To Preserve the Communities, Cultures, and Environmental Integrity of Rural Maine.

Active Objectives

We are focused on helping small communities stand up for their rights, land, and cultures in the face of industrial energy development. Our specific focus right now is the Northern Maine Renewable Energy Transmission Line Proposal and the Sears Island Windport Proposal.

Who We Are

We started as a group of Maine residents who banded together to protect our land from forcible redevelopment and the threat of eminent domain.  As we learned more about the proposed transmission line,  we uncovered additional legislation and future projects that would irreversibly impact Maine’s forests, farms, and waterways, as well as the lives and livelihoods of its inhabitants.
We give a voice to those who lack the means or opportunity to speak for themselves.  We amplify their concerns.  Rural Maine is important, not only for its resources and beauty, but for the simple fact that it exists in this over reaching modern world. Rural Maine deserves protection, respect, and care.

Why We Care

Rural Maine, with its rugged landscapes and tight-knit communities, occupies a unique place in America. But the significance of preserving rural Maine extends far beyond its state borders.
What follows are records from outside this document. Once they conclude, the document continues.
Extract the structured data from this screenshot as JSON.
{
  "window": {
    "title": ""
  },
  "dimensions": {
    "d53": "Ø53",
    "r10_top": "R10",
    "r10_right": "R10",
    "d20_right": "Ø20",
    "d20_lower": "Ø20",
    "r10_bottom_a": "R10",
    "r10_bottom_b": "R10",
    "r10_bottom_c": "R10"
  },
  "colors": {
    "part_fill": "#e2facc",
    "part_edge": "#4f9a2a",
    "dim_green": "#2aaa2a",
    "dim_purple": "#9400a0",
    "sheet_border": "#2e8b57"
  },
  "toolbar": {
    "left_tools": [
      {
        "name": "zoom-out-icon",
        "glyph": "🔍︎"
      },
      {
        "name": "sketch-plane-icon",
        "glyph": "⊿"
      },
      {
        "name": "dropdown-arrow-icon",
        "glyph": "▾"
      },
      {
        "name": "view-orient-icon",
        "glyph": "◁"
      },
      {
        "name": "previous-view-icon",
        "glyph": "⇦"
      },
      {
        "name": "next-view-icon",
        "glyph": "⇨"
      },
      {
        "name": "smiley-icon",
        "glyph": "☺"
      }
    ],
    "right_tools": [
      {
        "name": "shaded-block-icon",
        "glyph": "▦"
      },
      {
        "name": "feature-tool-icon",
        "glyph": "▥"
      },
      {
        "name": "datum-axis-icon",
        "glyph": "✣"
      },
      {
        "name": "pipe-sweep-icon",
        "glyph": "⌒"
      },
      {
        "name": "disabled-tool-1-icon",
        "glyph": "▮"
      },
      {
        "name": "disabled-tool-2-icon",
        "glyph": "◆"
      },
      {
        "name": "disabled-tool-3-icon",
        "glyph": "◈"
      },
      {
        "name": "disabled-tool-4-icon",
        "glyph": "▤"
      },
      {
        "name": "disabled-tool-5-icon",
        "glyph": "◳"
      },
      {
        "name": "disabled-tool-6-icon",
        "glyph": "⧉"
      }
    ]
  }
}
From its coastlines to its interior woodlands and farms, Maine provides goods like timber, fisheries, and clean water that contribute to the nation’s economic vitality. Agriculture, a bedrock of rural life, helps sustain the nation by providing food security.

Rural Maine preserves traditions and a way of life deeply rooted in history, enriching our national tapestry. As urbanization surges, Maine’s rural areas offer a sanctuary for mental well-being and environmental sustainability. By safeguarding rural Maine, we uphold the idea that living deliberately, and in ways that respect nature, holds immense value for all.

Did you know?


Maine is home to 7,600 farms covering over 1,300,000 acres. Maine is the number 2 state in the U.S. for organic farms with 37 organic farms per 100,000 people.

Forested Acres

89% of Maine is covered by forest, nearly the same area that was estimated when forest inventories first began in 1959.